I’ve just finished going through the Michel Thomas Total Spanish audio course. It’s eight CDs in total and it assumes the listener is a complete beginner.

continue reading…

It’s been too long since I’ve been actively learning a language and I’ve decided to take on a new challenge! I’m going to learn Spanish. It should be good fun. Since learning how to learn a language, I haven’t studied anything so similar to English. It’s going to be great having so many cognates with English and not needing to learn thousands of characters!

I have a lot of skills from my experiences learning Japanese and then Mandarin that will help me. On the other hand, now that I’m a software engineer at a tech start-up in the San Francisco Bay Area, I don’t have nearly the time I had in my 20s while I was learning those languages. Here is my plan:

I’m going to spend some time on vocabulary flashcards in an SRS, but no more than three hours a week. I’ve also got some textbooks and I’m doing an hour of private tutoring each week.

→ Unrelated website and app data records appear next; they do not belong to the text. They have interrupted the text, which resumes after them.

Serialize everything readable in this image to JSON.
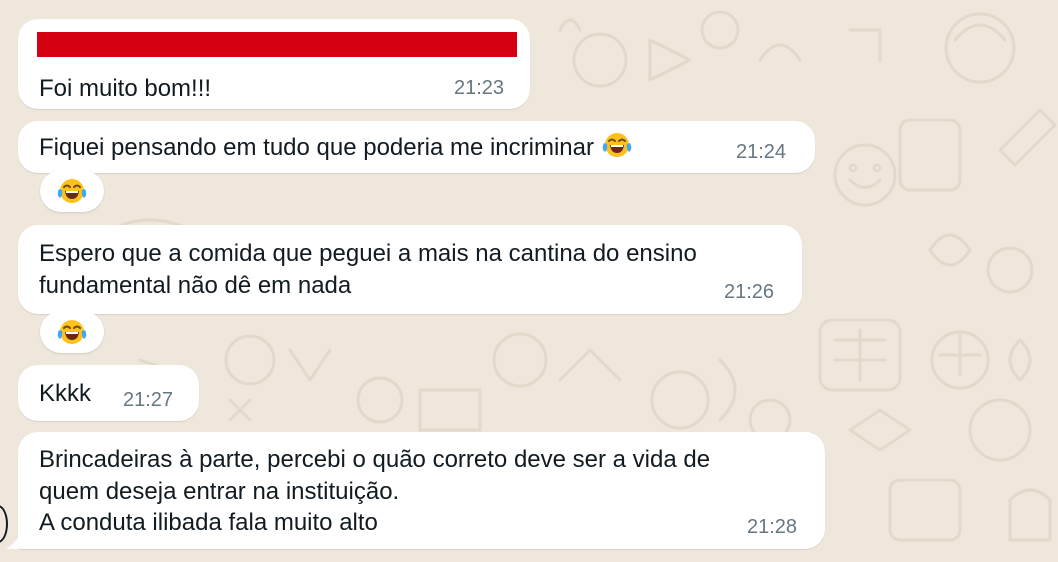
{
  "chat": {
    "messages": [
      {
        "text": "Foi muito bom!!!",
        "time": "21:23",
        "redacted_header": true
      },
      {
        "text": "Fiquei pensando em tudo que poderia me incriminar",
        "time": "21:24",
        "emoji": "face-with-tears-of-joy",
        "reaction": "face-with-tears-of-joy"
      },
      {
        "lines": [
          "Espero que a comida que peguei a mais na cantina do ensino",
          "fundamental não dê em nada"
        ],
        "time": "21:26",
        "reaction": "face-with-tears-of-joy"
      },
      {
        "text": "Kkkk",
        "time": "21:27"
      },
      {
        "lines": [
          "Brincadeiras à parte, percebi o quão correto deve ser a vida de",
          "quem deseja entrar na instituição.",
          "A conduta ilibada fala muito alto"
        ],
        "time": "21:28"
      }
    ]
  },
  "colors": {
    "wallpaper": "#efe7dc",
    "bubble": "#ffffff",
    "text": "#111b21",
    "timestamp": "#667781",
    "redaction": "#d50010"
  }
}
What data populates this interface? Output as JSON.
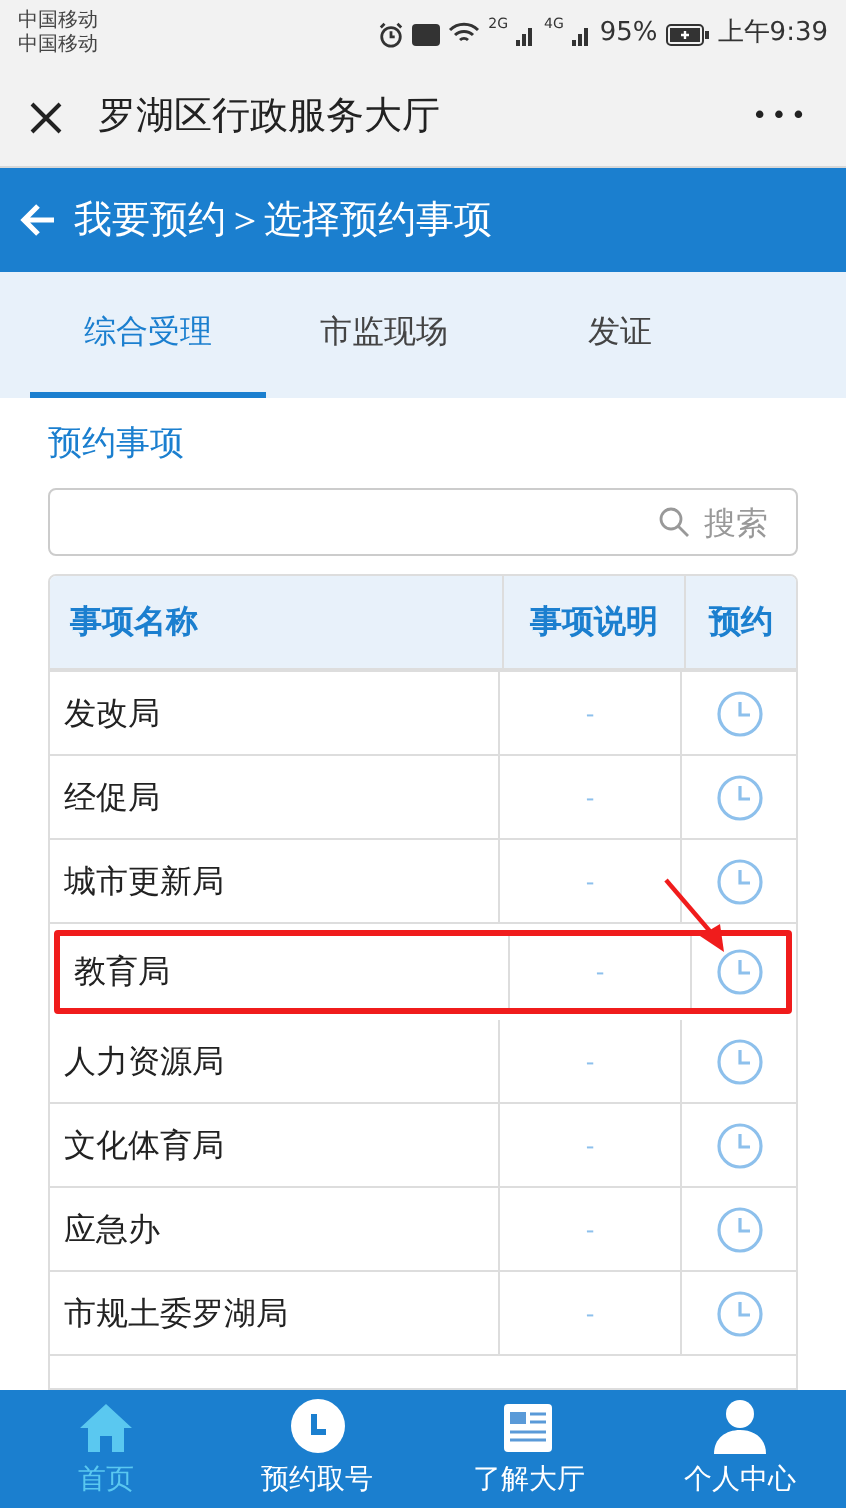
{
  "status_bar": {
    "carriers": [
      "中国移动",
      "中国移动"
    ],
    "network_1": "2G",
    "network_2": "4G",
    "battery": "95%",
    "time": "上午9:39"
  },
  "title_bar": {
    "title": "罗湖区行政服务大厅",
    "more": "•••"
  },
  "header": {
    "title": "我要预约＞选择预约事项"
  },
  "tabs": [
    {
      "label": "综合受理",
      "selected": true
    },
    {
      "label": "市监现场",
      "selected": false
    },
    {
      "label": "发证",
      "selected": false
    }
  ],
  "section_title": "预约事项",
  "search": {
    "placeholder": "搜索"
  },
  "table": {
    "columns": [
      "事项名称",
      "事项说明",
      "预约"
    ],
    "rows": [
      {
        "name": "发改局",
        "note": "-",
        "highlighted": false
      },
      {
        "name": "经促局",
        "note": "-",
        "highlighted": false
      },
      {
        "name": "城市更新局",
        "note": "-",
        "highlighted": false
      },
      {
        "name": "教育局",
        "note": "-",
        "highlighted": true
      },
      {
        "name": "人力资源局",
        "note": "-",
        "highlighted": false
      },
      {
        "name": "文化体育局",
        "note": "-",
        "highlighted": false
      },
      {
        "name": "应急办",
        "note": "-",
        "highlighted": false
      },
      {
        "name": "市规土委罗湖局",
        "note": "-",
        "highlighted": false
      }
    ]
  },
  "bottom_nav": [
    {
      "label": "首页",
      "selected": true,
      "kind": "home"
    },
    {
      "label": "预约取号",
      "selected": false,
      "kind": "clock"
    },
    {
      "label": "了解大厅",
      "selected": false,
      "kind": "news"
    },
    {
      "label": "个人中心",
      "selected": false,
      "kind": "person"
    }
  ]
}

While I’m not a complete beginner, my Spanish is very, very bad at the moment. I’ve often wished I could see the version of Mark from many years ago who struggled to speak Chinese, so I’m recording videos of my Spanish right from the beginning level.

Next time will be better! At the very least, I’ll know how to say 500.


This is a short one!

This video covers the pronunciation and semantic clues of words ending in -able and words ending in -ive.

How do you pronounce an “a” if it’s at the end of a word? This one’s pretty easy. Just tell your students at some point… or better yet, ask them if they’ve noticed the pattern.